> **Task item**
Retype every entry below without any change.

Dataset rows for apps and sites
*** Begin section ***

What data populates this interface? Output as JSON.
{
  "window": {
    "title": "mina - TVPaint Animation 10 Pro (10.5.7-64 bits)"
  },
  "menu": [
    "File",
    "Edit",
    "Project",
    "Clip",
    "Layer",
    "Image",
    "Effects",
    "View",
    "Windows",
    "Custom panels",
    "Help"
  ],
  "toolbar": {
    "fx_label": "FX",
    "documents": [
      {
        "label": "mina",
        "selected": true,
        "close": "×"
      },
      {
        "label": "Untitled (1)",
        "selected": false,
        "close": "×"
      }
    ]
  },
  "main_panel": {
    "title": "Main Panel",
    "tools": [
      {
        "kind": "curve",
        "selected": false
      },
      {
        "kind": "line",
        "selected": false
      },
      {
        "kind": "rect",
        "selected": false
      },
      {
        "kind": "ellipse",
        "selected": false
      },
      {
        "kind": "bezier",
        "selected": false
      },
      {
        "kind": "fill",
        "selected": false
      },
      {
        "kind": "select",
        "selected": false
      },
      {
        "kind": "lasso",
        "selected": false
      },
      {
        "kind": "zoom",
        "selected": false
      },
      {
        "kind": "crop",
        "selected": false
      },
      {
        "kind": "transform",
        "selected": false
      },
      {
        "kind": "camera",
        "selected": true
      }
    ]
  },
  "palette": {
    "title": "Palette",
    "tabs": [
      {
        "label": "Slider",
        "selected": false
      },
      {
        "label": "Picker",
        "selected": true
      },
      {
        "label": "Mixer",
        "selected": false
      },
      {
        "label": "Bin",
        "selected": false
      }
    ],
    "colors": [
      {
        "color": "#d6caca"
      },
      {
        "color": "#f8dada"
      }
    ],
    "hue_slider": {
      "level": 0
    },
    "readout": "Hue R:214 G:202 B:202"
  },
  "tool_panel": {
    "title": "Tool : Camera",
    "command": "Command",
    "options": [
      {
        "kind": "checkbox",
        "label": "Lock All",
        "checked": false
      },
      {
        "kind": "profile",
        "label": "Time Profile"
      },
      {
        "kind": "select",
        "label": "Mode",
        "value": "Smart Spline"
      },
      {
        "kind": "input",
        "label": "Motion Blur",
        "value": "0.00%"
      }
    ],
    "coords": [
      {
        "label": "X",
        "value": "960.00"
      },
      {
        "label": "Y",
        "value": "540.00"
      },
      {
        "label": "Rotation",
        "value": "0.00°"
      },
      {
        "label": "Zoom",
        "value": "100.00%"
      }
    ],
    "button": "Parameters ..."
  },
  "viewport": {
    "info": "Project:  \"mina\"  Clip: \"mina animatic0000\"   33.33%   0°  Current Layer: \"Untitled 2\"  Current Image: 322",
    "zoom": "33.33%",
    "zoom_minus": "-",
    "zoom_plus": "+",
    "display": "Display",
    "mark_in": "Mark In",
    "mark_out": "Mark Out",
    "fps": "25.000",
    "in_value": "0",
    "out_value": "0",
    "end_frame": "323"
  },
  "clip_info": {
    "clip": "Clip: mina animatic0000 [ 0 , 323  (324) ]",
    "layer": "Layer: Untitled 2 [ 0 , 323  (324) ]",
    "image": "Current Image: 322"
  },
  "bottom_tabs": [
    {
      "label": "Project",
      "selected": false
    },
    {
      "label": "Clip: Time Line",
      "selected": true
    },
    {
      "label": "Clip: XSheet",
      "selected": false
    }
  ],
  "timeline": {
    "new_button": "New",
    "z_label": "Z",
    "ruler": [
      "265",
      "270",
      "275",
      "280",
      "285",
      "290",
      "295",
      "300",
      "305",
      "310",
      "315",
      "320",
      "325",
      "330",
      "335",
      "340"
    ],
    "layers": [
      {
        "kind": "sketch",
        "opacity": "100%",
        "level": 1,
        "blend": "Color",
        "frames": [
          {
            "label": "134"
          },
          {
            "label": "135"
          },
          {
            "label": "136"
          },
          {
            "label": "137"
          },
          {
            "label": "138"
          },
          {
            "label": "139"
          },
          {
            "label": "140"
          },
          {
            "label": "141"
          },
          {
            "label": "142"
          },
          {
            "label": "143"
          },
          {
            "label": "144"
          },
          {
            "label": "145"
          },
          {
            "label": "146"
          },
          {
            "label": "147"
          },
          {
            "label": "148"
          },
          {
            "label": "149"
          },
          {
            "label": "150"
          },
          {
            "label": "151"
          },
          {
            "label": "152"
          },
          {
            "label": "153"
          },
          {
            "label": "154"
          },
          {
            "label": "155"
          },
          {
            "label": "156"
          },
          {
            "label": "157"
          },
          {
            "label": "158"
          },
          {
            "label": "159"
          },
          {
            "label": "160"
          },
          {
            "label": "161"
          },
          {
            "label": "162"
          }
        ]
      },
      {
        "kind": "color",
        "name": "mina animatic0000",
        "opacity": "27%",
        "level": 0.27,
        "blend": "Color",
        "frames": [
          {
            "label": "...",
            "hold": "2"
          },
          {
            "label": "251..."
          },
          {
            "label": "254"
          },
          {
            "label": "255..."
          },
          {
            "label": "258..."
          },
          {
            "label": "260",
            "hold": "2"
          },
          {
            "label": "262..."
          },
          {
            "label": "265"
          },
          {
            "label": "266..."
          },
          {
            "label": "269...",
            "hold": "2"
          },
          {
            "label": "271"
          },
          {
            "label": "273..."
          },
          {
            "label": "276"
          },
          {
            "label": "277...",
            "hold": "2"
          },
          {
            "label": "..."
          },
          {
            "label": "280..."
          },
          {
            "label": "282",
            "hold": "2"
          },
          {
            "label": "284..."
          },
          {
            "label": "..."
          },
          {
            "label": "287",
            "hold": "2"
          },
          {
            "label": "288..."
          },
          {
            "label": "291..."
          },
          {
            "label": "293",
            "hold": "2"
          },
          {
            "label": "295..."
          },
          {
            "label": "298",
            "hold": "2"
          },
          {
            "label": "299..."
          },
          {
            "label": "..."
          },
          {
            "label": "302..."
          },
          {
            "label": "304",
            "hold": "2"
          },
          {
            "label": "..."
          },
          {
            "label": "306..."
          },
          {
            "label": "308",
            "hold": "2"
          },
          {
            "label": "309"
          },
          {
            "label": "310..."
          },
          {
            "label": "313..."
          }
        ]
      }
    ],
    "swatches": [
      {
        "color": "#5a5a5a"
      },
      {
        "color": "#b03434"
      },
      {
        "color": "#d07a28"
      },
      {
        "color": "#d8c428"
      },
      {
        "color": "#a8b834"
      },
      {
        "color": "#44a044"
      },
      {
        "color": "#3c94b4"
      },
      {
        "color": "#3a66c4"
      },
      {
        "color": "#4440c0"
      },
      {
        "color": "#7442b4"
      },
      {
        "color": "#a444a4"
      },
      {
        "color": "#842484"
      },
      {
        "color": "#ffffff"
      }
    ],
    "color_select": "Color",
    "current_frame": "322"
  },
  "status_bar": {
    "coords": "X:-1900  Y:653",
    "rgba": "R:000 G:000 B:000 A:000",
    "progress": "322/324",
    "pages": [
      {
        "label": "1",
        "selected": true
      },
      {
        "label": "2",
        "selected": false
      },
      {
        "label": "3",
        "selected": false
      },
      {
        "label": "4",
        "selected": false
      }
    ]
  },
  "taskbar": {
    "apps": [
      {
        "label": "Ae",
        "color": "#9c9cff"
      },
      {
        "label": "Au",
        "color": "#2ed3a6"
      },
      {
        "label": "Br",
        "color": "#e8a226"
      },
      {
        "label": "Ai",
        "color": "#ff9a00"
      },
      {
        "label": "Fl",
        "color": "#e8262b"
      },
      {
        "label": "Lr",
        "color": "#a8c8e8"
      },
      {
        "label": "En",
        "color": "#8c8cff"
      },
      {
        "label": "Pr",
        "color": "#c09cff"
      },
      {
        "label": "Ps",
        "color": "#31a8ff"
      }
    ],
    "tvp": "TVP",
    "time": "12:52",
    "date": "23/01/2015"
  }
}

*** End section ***

> **Exercise result**
What data populates this interface? Output as JSON.
{
  "window": {
    "title": "mina - TVPaint Animation 10 Pro (10.5.7-64 bits)"
  },
  "menu": [
    "File",
    "Edit",
    "Project",
    "Clip",
    "Layer",
    "Image",
    "Effects",
    "View",
    "Windows",
    "Custom panels",
    "Help"
  ],
  "toolbar": {
    "fx_label": "FX",
    "documents": [
      {
        "label": "mina",
        "selected": true,
        "close": "×"
      },
      {
        "label": "Untitled (1)",
        "selected": false,
        "close": "×"
      }
    ]
  },
  "main_panel": {
    "title": "Main Panel",
    "tools": [
      {
        "kind": "curve",
        "selected": false
      },
      {
        "kind": "line",
        "selected": false
      },
      {
        "kind": "rect",
        "selected": false
      },
      {
        "kind": "ellipse",
        "selected": false
      },
      {
        "kind": "bezier",
        "selected": false
      },
      {
        "kind": "fill",
        "selected": false
      },
      {
        "kind": "select",
        "selected": false
      },
      {
        "kind": "lasso",
        "selected": false
      },
      {
        "kind": "zoom",
        "selected": false
      },
      {
        "kind": "crop",
        "selected": false
      },
      {
        "kind": "transform",
        "selected": false
      },
      {
        "kind": "camera",
        "selected": true
      }
    ]
  },
  "palette": {
    "title": "Palette",
    "tabs": [
      {
        "label": "Slider",
        "selected": false
      },
      {
        "label": "Picker",
        "selected": true
      },
      {
        "label": "Mixer",
        "selected": false
      },
      {
        "label": "Bin",
        "selected": false
      }
    ],
    "colors": [
      {
        "color": "#d6caca"
      },
      {
        "color": "#f8dada"
      }
    ],
    "hue_slider": {
      "level": 0
    },
    "readout": "Hue R:214 G:202 B:202"
  },
  "tool_panel": {
    "title": "Tool : Camera",
    "command": "Command",
    "options": [
      {
        "kind": "checkbox",
        "label": "Lock All",
        "checked": false
      },
      {
        "kind": "profile",
        "label": "Time Profile"
      },
      {
        "kind": "select",
        "label": "Mode",
        "value": "Smart Spline"
      },
      {
        "kind": "input",
        "label": "Motion Blur",
        "value": "0.00%"
      }
    ],
    "coords": [
      {
        "label": "X",
        "value": "960.00"
      },
      {
        "label": "Y",
        "value": "540.00"
      },
      {
        "label": "Rotation",
        "value": "0.00°"
      },
      {
        "label": "Zoom",
        "value": "100.00%"
      }
    ],
    "button": "Parameters ..."
  },
  "viewport": {
    "info": "Project:  \"mina\"  Clip: \"mina animatic0000\"   33.33%   0°  Current Layer: \"Untitled 2\"  Current Image: 322",
    "zoom": "33.33%",
    "zoom_minus": "-",
    "zoom_plus": "+",
    "display": "Display",
    "mark_in": "Mark In",
    "mark_out": "Mark Out",
    "fps": "25.000",
    "in_value": "0",
    "out_value": "0",
    "end_frame": "323"
  },
  "clip_info": {
    "clip": "Clip: mina animatic0000 [ 0 , 323  (324) ]",
    "layer": "Layer: Untitled 2 [ 0 , 323  (324) ]",
    "image": "Current Image: 322"
  },
  "bottom_tabs": [
    {
      "label": "Project",
      "selected": false
    },
    {
      "label": "Clip: Time Line",
      "selected": true
    },
    {
      "label": "Clip: XSheet",
      "selected": false
    }
  ],
  "timeline": {
    "new_button": "New",
    "z_label": "Z",
    "ruler": [
      "265",
      "270",
      "275",
      "280",
      "285",
      "290",
      "295",
      "300",
      "305",
      "310",
      "315",
      "320",
      "325",
      "330",
      "335",
      "340"
    ],
    "layers": [
      {
        "kind": "sketch",
        "opacity": "100%",
        "level": 1,
        "blend": "Color",
        "frames": [
          {
            "label": "134"
          },
          {
            "label": "135"
          },
          {
            "label": "136"
          },
          {
            "label": "137"
          },
          {
            "label": "138"
          },
          {
            "label": "139"
          },
          {
            "label": "140"
          },
          {
            "label": "141"
          },
          {
            "label": "142"
          },
          {
            "label": "143"
          },
          {
            "label": "144"
          },
          {
            "label": "145"
          },
          {
            "label": "146"
          },
          {
            "label": "147"
          },
          {
            "label": "148"
          },
          {
            "label": "149"
          },
          {
            "label": "150"
          },
          {
            "label": "151"
          },
          {
            "label": "152"
          },
          {
            "label": "153"
          },
          {
            "label": "154"
          },
          {
            "label": "155"
          },
          {
            "label": "156"
          },
          {
            "label": "157"
          },
          {
            "label": "158"
          },
          {
            "label": "159"
          },
          {
            "label": "160"
          },
          {
            "label": "161"
          },
          {
            "label": "162"
          }
        ]
      },
      {
        "kind": "color",
        "name": "mina animatic0000",
        "opacity": "27%",
        "level": 0.27,
        "blend": "Color",
        "frames": [
          {
            "label": "...",
            "hold": "2"
          },
          {
            "label": "251..."
          },
          {
            "label": "254"
          },
          {
            "label": "255..."
          },
          {
            "label": "258..."
          },
          {
            "label": "260",
            "hold": "2"
          },
          {
            "label": "262..."
          },
          {
            "label": "265"
          },
          {
            "label": "266..."
          },
          {
            "label": "269...",
            "hold": "2"
          },
          {
            "label": "271"
          },
          {
            "label": "273..."
          },
          {
            "label": "276"
          },
          {
            "label": "277...",
            "hold": "2"
          },
          {
            "label": "..."
          },
          {
            "label": "280..."
          },
          {
            "label": "282",
            "hold": "2"
          },
          {
            "label": "284..."
          },
          {
            "label": "..."
          },
          {
            "label": "287",
            "hold": "2"
          },
          {
            "label": "288..."
          },
          {
            "label": "291..."
          },
          {
            "label": "293",
            "hold": "2"
          },
          {
            "label": "295..."
          },
          {
            "label": "298",
            "hold": "2"
          },
          {
            "label": "299..."
          },
          {
            "label": "..."
          },
          {
            "label": "302..."
          },
          {
            "label": "304",
            "hold": "2"
          },
          {
            "label": "..."
          },
          {
            "label": "306..."
          },
          {
            "label": "308",
            "hold": "2"
          },
          {
            "label": "309"
          },
          {
            "label": "310..."
          },
          {
            "label": "313..."
          }
        ]
      }
    ],
    "swatches": [
      {
        "color": "#5a5a5a"
      },
      {
        "color": "#b03434"
      },
      {
        "color": "#d07a28"
      },
      {
        "color": "#d8c428"
      },
      {
        "color": "#a8b834"
      },
      {
        "color": "#44a044"
      },
      {
        "color": "#3c94b4"
      },
      {
        "color": "#3a66c4"
      },
      {
        "color": "#4440c0"
      },
      {
        "color": "#7442b4"
      },
      {
        "color": "#a444a4"
      },
      {
        "color": "#842484"
      },
      {
        "color": "#ffffff"
      }
    ],
    "color_select": "Color",
    "current_frame": "322"
  },
  "status_bar": {
    "coords": "X:-1900  Y:653",
    "rgba": "R:000 G:000 B:000 A:000",
    "progress": "322/324",
    "pages": [
      {
        "label": "1",
        "selected": true
      },
      {
        "label": "2",
        "selected": false
      },
      {
        "label": "3",
        "selected": false
      },
      {
        "label": "4",
        "selected": false
      }
    ]
  },
  "taskbar": {
    "apps": [
      {
        "label": "Ae",
        "color": "#9c9cff"
      },
      {
        "label": "Au",
        "color": "#2ed3a6"
      },
      {
        "label": "Br",
        "color": "#e8a226"
      },
      {
        "label": "Ai",
        "color": "#ff9a00"
      },
      {
        "label": "Fl",
        "color": "#e8262b"
      },
      {
        "label": "Lr",
        "color": "#a8c8e8"
      },
      {
        "label": "En",
        "color": "#8c8cff"
      },
      {
        "label": "Pr",
        "color": "#c09cff"
      },
      {
        "label": "Ps",
        "color": "#31a8ff"
      }
    ],
    "tvp": "TVP",
    "time": "12:52",
    "date": "23/01/2015"
  }
}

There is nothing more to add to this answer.